__Your instructions__. Every line in the entries where "NBCUniversal" is found should be copied.

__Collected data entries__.
= Beginning of Section =

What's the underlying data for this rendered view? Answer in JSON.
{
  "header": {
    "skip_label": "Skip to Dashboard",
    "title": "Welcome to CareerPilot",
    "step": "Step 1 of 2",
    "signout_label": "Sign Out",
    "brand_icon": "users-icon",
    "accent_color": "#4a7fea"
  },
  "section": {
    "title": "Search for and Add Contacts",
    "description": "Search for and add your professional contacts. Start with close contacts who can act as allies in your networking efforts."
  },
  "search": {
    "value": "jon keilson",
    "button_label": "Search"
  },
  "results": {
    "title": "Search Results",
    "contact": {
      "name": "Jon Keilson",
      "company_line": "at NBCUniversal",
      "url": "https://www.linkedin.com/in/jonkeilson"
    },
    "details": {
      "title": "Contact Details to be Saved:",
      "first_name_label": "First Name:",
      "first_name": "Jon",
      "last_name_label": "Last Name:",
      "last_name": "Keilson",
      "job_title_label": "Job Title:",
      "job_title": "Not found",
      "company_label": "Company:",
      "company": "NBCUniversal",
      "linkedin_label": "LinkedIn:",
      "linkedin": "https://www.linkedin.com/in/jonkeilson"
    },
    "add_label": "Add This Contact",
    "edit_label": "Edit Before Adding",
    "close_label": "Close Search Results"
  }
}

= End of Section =

__Response for this exercise__.
      "company_line": "at NBCUniversal",
      "company": "NBCUniversal",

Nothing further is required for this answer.